This sounds like it was a lot of fun:
In a dry run of one of the biggest legal battles in public health, an advocate for Australia's tobacco policies has delivered seemingly strong rebuttals of objections likely to be mounted in a landmark case at the World Trade Organization.
Two top academic lawyers presented the arguments at the Graduate Institute in Geneva, a stone's throw from the WTO, where Ukraine, Cuba, Honduras and the Dominican Republic are trying to overturn Australia's radical tobacco packaging law.
Australia introduced the law late last year, requiring cigarette packs to be uniformly dark brown, emblazoned with health warnings, and with the name of the product printed in a standardized small font, with no colors or logos.
Its defense at the WTO is widely seen as the crucial battle that the tobacco companies must win if they want to halt the advance of anti-tobacco laws globally, which the World Health Organization says will result in a "brave new world of tobacco control".
Legal experts present at Tuesday's academic debate said the arguments were likely to be similar to the ones deployed when the case is litigated behind closed doors at the WTO.
"What is the core of this dispute is banning all trademarks on the pack," said Joost Pauwelyn, a leading expert on WTO disputes, who has advised Ukraine in the WTO dispute but said he was speaking in his own capacity.
"Do you really believe that this will stop young people starting to smoke? Will it make it easier for people to quit smoking? The trademark on the pack, is that something that starts people smoking?" asked Pauwelyn.
His opponent, Benn McGrady, a Georgetown professor who has advised the World Health Organization on plain packaging, said Australia had not in fact banned the use of trademarks.
"Trademarks are permitted on these packs. What is not permitted is a trademark other than a word.
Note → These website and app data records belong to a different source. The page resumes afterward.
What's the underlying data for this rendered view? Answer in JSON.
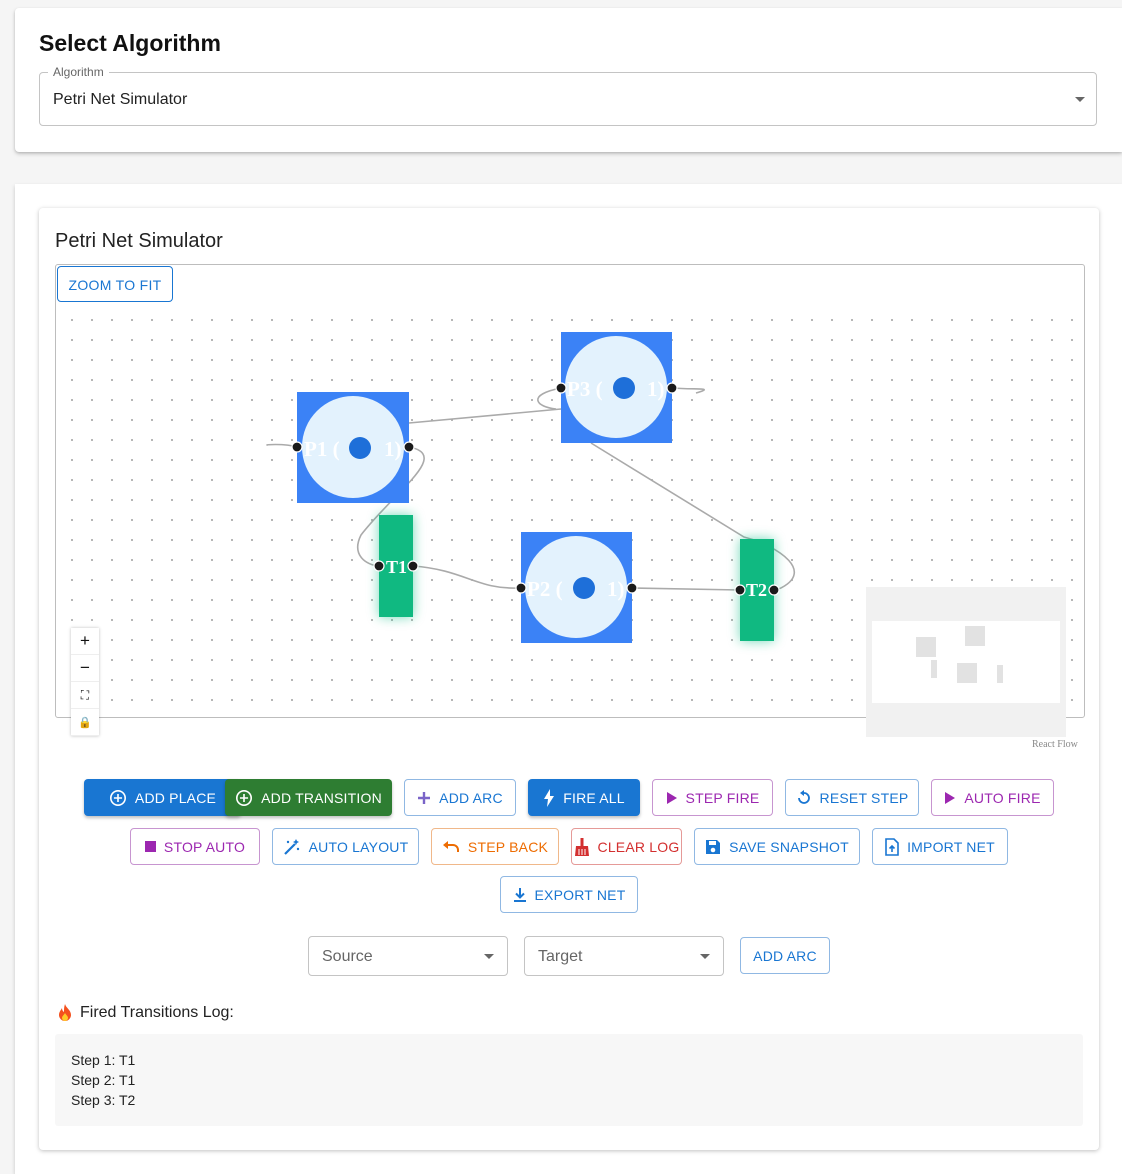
{
  "selector": {
    "heading": "Select Algorithm",
    "label": "Algorithm",
    "value": "Petri Net Simulator"
  },
  "simulator": {
    "title": "Petri Net Simulator",
    "zoom_to_fit": "ZOOM TO FIT",
    "attribution": "React Flow",
    "places": [
      {
        "id": "P1",
        "label": "P1 (",
        "tokens": "1)"
      },
      {
        "id": "P2",
        "label": "P2 (",
        "tokens": "1)"
      },
      {
        "id": "P3",
        "label": "P3 (",
        "tokens": "1)"
      }
    ],
    "transitions": [
      {
        "id": "T1",
        "label": "T1"
      },
      {
        "id": "T2",
        "label": "T2"
      }
    ],
    "controls": [
      "+",
      "−",
      "⛶",
      "🔒"
    ],
    "colors": {
      "place": "#3b82f6",
      "place_inner": "#e3f2fd",
      "transition": "#10b981",
      "token": "#1e6fd9"
    }
  },
  "toolbar": {
    "add_place": "ADD PLACE",
    "add_transition": "ADD TRANSITION",
    "add_arc": "ADD ARC",
    "fire_all": "FIRE ALL",
    "step_fire": "STEP FIRE",
    "reset_step": "RESET STEP",
    "auto_fire": "AUTO FIRE",
    "stop_auto": "STOP AUTO",
    "auto_layout": "AUTO LAYOUT",
    "step_back": "STEP BACK",
    "clear_log": "CLEAR LOG",
    "save_snapshot": "SAVE SNAPSHOT",
    "import_net": "IMPORT NET",
    "export_net": "EXPORT NET"
  },
  "arc_form": {
    "source_placeholder": "Source",
    "target_placeholder": "Target",
    "add_arc": "ADD ARC"
  },
  "log": {
    "heading": "Fired Transitions Log:",
    "entries": [
      "Step 1: T1",
      "Step 2: T1",
      "Step 3: T2"
    ]
  }
}
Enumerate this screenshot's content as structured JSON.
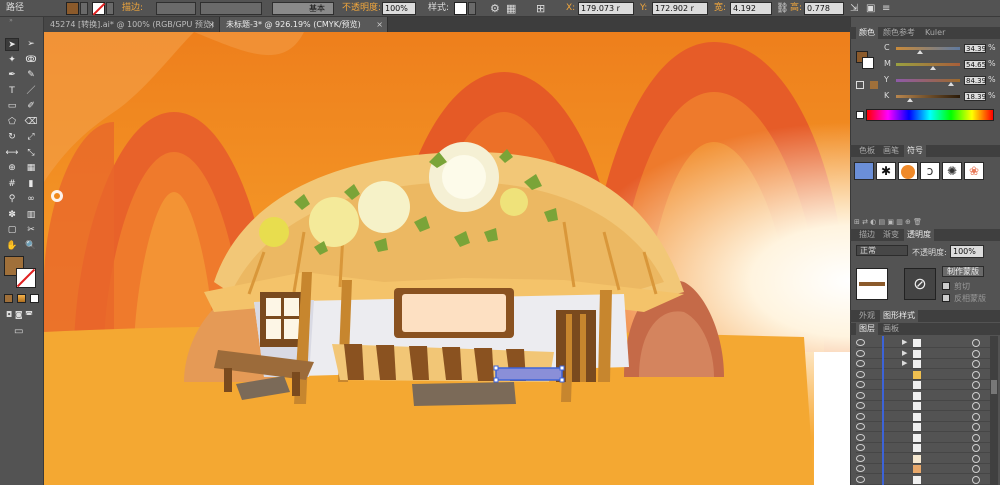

So for example a sign, a symbol, a color, some other design element."
But how about a bit of transparency? Why no webcast? Joost and Benn: Show us the video!